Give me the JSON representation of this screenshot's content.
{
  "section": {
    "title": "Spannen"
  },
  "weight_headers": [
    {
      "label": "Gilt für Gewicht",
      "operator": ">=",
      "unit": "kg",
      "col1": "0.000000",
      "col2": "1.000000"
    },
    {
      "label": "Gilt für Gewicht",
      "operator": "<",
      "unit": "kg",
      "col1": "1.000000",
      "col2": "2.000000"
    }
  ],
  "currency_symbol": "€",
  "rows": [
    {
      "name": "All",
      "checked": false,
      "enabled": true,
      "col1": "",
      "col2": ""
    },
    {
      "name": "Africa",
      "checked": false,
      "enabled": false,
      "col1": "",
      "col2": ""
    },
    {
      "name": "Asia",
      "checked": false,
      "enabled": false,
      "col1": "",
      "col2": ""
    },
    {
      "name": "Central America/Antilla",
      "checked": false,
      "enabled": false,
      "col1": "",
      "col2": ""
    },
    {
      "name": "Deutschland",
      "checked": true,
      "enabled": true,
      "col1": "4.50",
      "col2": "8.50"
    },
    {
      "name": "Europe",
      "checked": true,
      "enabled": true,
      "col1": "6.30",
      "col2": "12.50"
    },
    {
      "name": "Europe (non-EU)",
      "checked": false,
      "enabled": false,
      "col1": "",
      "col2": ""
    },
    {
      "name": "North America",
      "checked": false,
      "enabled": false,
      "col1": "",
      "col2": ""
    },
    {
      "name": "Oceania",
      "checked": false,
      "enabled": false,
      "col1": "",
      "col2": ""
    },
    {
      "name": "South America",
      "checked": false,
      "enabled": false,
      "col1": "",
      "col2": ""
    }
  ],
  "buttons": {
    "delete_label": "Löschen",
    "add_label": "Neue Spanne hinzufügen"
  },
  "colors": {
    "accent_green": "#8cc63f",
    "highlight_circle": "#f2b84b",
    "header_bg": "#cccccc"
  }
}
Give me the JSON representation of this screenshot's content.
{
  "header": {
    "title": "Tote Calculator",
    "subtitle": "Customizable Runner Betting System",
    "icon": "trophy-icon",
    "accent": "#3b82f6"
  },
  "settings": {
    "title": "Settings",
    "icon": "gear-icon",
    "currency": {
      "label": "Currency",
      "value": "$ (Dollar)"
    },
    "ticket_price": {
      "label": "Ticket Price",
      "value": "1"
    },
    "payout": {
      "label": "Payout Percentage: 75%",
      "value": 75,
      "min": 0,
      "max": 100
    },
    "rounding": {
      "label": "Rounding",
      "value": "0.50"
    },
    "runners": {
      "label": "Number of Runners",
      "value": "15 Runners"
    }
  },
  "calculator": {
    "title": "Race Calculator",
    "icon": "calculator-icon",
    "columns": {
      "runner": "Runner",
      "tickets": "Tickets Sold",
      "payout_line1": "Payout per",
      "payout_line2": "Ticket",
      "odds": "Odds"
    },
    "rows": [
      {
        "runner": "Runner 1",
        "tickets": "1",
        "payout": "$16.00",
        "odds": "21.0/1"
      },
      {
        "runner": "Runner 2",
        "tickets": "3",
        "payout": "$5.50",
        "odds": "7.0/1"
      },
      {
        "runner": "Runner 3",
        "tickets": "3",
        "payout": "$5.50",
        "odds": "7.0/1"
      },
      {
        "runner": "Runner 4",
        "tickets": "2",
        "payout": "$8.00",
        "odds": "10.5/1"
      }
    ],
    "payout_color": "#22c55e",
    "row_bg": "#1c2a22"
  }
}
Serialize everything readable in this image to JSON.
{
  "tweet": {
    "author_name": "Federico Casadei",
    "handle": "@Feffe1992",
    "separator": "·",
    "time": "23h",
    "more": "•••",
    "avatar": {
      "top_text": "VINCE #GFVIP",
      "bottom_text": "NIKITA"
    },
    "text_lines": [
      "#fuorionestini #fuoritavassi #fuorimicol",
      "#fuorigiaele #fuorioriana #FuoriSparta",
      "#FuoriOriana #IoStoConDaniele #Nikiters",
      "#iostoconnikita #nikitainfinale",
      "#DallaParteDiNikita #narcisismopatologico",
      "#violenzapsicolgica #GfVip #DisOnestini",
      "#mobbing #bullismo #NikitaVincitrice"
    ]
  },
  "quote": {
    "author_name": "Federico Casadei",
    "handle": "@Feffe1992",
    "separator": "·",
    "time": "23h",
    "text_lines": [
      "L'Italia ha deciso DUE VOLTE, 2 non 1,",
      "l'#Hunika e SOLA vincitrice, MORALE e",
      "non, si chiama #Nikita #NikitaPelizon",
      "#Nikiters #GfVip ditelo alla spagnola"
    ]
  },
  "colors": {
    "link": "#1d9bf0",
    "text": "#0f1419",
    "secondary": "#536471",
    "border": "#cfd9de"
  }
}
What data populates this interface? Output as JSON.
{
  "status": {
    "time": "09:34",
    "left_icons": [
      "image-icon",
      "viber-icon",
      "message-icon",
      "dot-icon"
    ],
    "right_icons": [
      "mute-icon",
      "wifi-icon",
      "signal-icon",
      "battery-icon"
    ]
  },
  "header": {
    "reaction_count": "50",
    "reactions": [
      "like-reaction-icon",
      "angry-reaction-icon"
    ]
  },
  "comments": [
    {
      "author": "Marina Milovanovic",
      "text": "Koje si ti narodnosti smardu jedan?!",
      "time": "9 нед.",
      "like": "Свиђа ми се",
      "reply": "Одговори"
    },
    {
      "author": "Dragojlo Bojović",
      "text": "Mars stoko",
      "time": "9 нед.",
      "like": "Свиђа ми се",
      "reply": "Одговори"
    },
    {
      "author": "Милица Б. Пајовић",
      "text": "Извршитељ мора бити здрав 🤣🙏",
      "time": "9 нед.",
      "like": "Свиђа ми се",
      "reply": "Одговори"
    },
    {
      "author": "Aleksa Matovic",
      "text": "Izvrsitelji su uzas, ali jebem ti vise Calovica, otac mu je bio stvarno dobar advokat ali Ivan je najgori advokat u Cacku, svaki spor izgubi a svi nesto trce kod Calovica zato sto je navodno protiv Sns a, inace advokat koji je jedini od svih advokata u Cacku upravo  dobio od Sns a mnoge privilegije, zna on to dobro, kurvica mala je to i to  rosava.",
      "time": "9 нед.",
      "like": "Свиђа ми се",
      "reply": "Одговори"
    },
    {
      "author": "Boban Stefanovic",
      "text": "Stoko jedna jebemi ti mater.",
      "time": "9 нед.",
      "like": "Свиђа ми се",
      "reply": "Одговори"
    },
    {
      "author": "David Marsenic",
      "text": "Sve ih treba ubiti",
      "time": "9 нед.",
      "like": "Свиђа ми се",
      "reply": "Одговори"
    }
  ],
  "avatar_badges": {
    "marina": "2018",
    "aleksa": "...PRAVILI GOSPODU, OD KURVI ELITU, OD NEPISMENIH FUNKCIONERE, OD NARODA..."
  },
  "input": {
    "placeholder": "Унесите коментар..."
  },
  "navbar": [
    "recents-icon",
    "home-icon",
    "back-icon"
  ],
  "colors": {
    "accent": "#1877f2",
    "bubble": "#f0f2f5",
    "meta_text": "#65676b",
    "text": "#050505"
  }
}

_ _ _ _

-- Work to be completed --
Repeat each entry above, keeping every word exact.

-- Solved exercise --
Give me the JSON representation of this screenshot's content.
{
  "section": {
    "title": "Spannen"
  },
  "weight_headers": [
    {
      "label": "Gilt für Gewicht",
      "operator": ">=",
      "unit": "kg",
      "col1": "0.000000",
      "col2": "1.000000"
    },
    {
      "label": "Gilt für Gewicht",
      "operator": "<",
      "unit": "kg",
      "col1": "1.000000",
      "col2": "2.000000"
    }
  ],
  "currency_symbol": "€",
  "rows": [
    {
      "name": "All",
      "checked": false,
      "enabled": true,
      "col1": "",
      "col2": ""
    },
    {
      "name": "Africa",
      "checked": false,
      "enabled": false,
      "col1": "",
      "col2": ""
    },
    {
      "name": "Asia",
      "checked": false,
      "enabled": false,
      "col1": "",
      "col2": ""
    },
    {
      "name": "Central America/Antilla",
      "checked": false,
      "enabled": false,
      "col1": "",
      "col2": ""
    },
    {
      "name": "Deutschland",
      "checked": true,
      "enabled": true,
      "col1": "4.50",
      "col2": "8.50"
    },
    {
      "name": "Europe",
      "checked": true,
      "enabled": true,
      "col1": "6.30",
      "col2": "12.50"
    },
    {
      "name": "Europe (non-EU)",
      "checked": false,
      "enabled": false,
      "col1": "",
      "col2": ""
    },
    {
      "name": "North America",
      "checked": false,
      "enabled": false,
      "col1": "",
      "col2": ""
    },
    {
      "name": "Oceania",
      "checked": false,
      "enabled": false,
      "col1": "",
      "col2": ""
    },
    {
      "name": "South America",
      "checked": false,
      "enabled": false,
      "col1": "",
      "col2": ""
    }
  ],
  "buttons": {
    "delete_label": "Löschen",
    "add_label": "Neue Spanne hinzufügen"
  },
  "colors": {
    "accent_green": "#8cc63f",
    "highlight_circle": "#f2b84b",
    "header_bg": "#cccccc"
  }
}
Give me the JSON representation of this screenshot's content.
{
  "header": {
    "title": "Tote Calculator",
    "subtitle": "Customizable Runner Betting System",
    "icon": "trophy-icon",
    "accent": "#3b82f6"
  },
  "settings": {
    "title": "Settings",
    "icon": "gear-icon",
    "currency": {
      "label": "Currency",
      "value": "$ (Dollar)"
    },
    "ticket_price": {
      "label": "Ticket Price",
      "value": "1"
    },
    "payout": {
      "label": "Payout Percentage: 75%",
      "value": 75,
      "min": 0,
      "max": 100
    },
    "rounding": {
      "label": "Rounding",
      "value": "0.50"
    },
    "runners": {
      "label": "Number of Runners",
      "value": "15 Runners"
    }
  },
  "calculator": {
    "title": "Race Calculator",
    "icon": "calculator-icon",
    "columns": {
      "runner": "Runner",
      "tickets": "Tickets Sold",
      "payout_line1": "Payout per",
      "payout_line2": "Ticket",
      "odds": "Odds"
    },
    "rows": [
      {
        "runner": "Runner 1",
        "tickets": "1",
        "payout": "$16.00",
        "odds": "21.0/1"
      },
      {
        "runner": "Runner 2",
        "tickets": "3",
        "payout": "$5.50",
        "odds": "7.0/1"
      },
      {
        "runner": "Runner 3",
        "tickets": "3",
        "payout": "$5.50",
        "odds": "7.0/1"
      },
      {
        "runner": "Runner 4",
        "tickets": "2",
        "payout": "$8.00",
        "odds": "10.5/1"
      }
    ],
    "payout_color": "#22c55e",
    "row_bg": "#1c2a22"
  }
}
Serialize everything readable in this image to JSON.
{
  "tweet": {
    "author_name": "Federico Casadei",
    "handle": "@Feffe1992",
    "separator": "·",
    "time": "23h",
    "more": "•••",
    "avatar": {
      "top_text": "VINCE #GFVIP",
      "bottom_text": "NIKITA"
    },
    "text_lines": [
      "#fuorionestini #fuoritavassi #fuorimicol",
      "#fuorigiaele #fuorioriana #FuoriSparta",
      "#FuoriOriana #IoStoConDaniele #Nikiters",
      "#iostoconnikita #nikitainfinale",
      "#DallaParteDiNikita #narcisismopatologico",
      "#violenzapsicolgica #GfVip #DisOnestini",
      "#mobbing #bullismo #NikitaVincitrice"
    ]
  },
  "quote": {
    "author_name": "Federico Casadei",
    "handle": "@Feffe1992",
    "separator": "·",
    "time": "23h",
    "text_lines": [
      "L'Italia ha deciso DUE VOLTE, 2 non 1,",
      "l'#Hunika e SOLA vincitrice, MORALE e",
      "non, si chiama #Nikita #NikitaPelizon",
      "#Nikiters #GfVip ditelo alla spagnola"
    ]
  },
  "colors": {
    "link": "#1d9bf0",
    "text": "#0f1419",
    "secondary": "#536471",
    "border": "#cfd9de"
  }
}
What data populates this interface? Output as JSON.
{
  "status": {
    "time": "09:34",
    "left_icons": [
      "image-icon",
      "viber-icon",
      "message-icon",
      "dot-icon"
    ],
    "right_icons": [
      "mute-icon",
      "wifi-icon",
      "signal-icon",
      "battery-icon"
    ]
  },
  "header": {
    "reaction_count": "50",
    "reactions": [
      "like-reaction-icon",
      "angry-reaction-icon"
    ]
  },
  "comments": [
    {
      "author": "Marina Milovanovic",
      "text": "Koje si ti narodnosti smardu jedan?!",
      "time": "9 нед.",
      "like": "Свиђа ми се",
      "reply": "Одговори"
    },
    {
      "author": "Dragojlo Bojović",
      "text": "Mars stoko",
      "time": "9 нед.",
      "like": "Свиђа ми се",
      "reply": "Одговори"
    },
    {
      "author": "Милица Б. Пајовић",
      "text": "Извршитељ мора бити здрав 🤣🙏",
      "time": "9 нед.",
      "like": "Свиђа ми се",
      "reply": "Одговори"
    },
    {
      "author": "Aleksa Matovic",
      "text": "Izvrsitelji su uzas, ali jebem ti vise Calovica, otac mu je bio stvarno dobar advokat ali Ivan je najgori advokat u Cacku, svaki spor izgubi a svi nesto trce kod Calovica zato sto je navodno protiv Sns a, inace advokat koji je jedini od svih advokata u Cacku upravo  dobio od Sns a mnoge privilegije, zna on to dobro, kurvica mala je to i to  rosava.",
      "time": "9 нед.",
      "like": "Свиђа ми се",
      "reply": "Одговори"
    },
    {
      "author": "Boban Stefanovic",
      "text": "Stoko jedna jebemi ti mater.",
      "time": "9 нед.",
      "like": "Свиђа ми се",
      "reply": "Одговори"
    },
    {
      "author": "David Marsenic",
      "text": "Sve ih treba ubiti",
      "time": "9 нед.",
      "like": "Свиђа ми се",
      "reply": "Одговори"
    }
  ],
  "avatar_badges": {
    "marina": "2018",
    "aleksa": "...PRAVILI GOSPODU, OD KURVI ELITU, OD NEPISMENIH FUNKCIONERE, OD NARODA..."
  },
  "input": {
    "placeholder": "Унесите коментар..."
  },
  "navbar": [
    "recents-icon",
    "home-icon",
    "back-icon"
  ],
  "colors": {
    "accent": "#1877f2",
    "bubble": "#f0f2f5",
    "meta_text": "#65676b",
    "text": "#050505"
  }
}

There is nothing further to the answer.